__EXERCISE OBJECTIVE__. Check every line in the listing below for "征婚信息管理". Copy the ones where it occurs.

__MATERIAL FOR THIS TASK__.
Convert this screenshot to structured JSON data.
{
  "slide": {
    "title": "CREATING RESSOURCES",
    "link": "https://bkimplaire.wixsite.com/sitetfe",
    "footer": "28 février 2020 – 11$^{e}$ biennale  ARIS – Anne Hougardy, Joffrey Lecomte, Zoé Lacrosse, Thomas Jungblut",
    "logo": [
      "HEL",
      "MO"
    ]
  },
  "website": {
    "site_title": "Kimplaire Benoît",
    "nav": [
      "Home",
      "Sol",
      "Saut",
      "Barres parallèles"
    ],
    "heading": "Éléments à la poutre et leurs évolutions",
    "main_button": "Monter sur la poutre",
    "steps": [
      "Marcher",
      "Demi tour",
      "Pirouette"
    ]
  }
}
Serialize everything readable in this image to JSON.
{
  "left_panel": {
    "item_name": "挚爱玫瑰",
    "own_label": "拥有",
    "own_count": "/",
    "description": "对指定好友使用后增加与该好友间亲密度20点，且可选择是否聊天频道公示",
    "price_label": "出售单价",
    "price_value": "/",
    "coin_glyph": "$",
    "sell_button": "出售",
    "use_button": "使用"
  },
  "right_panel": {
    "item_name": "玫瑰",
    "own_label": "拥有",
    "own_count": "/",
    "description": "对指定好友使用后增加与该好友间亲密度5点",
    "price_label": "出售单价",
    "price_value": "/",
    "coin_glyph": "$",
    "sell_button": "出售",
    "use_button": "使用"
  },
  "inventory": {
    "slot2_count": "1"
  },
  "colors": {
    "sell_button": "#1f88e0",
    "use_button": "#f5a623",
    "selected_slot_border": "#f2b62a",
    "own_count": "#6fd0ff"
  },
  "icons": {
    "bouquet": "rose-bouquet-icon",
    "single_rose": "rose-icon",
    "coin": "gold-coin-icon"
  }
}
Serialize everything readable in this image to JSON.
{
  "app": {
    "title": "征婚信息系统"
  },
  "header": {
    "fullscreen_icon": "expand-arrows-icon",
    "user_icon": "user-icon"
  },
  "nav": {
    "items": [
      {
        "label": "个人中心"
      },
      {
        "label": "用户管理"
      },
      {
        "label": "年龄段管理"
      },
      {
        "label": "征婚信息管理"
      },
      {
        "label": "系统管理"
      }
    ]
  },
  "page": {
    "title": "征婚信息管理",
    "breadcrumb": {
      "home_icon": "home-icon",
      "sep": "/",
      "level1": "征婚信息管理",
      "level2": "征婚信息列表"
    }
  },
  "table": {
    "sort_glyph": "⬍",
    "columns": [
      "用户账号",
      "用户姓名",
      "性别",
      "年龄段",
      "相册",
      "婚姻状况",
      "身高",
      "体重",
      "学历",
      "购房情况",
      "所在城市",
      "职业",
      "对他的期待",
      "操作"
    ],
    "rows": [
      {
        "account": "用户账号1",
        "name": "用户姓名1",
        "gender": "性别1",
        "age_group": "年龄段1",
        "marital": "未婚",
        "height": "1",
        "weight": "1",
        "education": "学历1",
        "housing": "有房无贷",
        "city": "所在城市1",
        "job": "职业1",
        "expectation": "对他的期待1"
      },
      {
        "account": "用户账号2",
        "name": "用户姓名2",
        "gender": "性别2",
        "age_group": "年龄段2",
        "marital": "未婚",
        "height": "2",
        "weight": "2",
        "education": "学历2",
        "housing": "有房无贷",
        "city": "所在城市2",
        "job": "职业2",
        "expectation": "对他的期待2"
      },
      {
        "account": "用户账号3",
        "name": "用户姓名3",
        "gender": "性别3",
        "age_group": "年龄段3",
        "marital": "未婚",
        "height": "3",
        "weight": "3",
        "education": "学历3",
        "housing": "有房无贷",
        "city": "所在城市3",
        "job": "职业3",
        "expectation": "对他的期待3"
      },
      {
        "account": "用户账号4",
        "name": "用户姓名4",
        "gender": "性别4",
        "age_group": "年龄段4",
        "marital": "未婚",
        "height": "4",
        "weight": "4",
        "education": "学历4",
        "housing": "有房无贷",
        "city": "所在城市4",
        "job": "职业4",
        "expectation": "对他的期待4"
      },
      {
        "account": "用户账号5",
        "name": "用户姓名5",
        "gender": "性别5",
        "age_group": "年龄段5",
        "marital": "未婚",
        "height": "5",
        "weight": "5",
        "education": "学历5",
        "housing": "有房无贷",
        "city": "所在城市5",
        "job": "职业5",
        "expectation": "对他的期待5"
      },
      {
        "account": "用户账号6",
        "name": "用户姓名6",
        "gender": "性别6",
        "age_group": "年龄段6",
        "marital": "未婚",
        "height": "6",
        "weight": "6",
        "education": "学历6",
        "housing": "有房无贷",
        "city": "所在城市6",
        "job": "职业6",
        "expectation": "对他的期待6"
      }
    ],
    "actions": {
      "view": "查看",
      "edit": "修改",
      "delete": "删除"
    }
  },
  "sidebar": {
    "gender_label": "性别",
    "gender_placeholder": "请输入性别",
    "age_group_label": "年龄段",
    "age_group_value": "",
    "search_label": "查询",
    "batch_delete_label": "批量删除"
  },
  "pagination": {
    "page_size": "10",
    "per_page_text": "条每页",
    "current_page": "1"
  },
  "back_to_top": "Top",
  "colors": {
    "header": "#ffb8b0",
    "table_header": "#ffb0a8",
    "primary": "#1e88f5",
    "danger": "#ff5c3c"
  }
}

__RESULT FOR THIS TASK__.
        "label": "征婚信息管理"
    "title": "征婚信息管理",
      "level1": "征婚信息管理",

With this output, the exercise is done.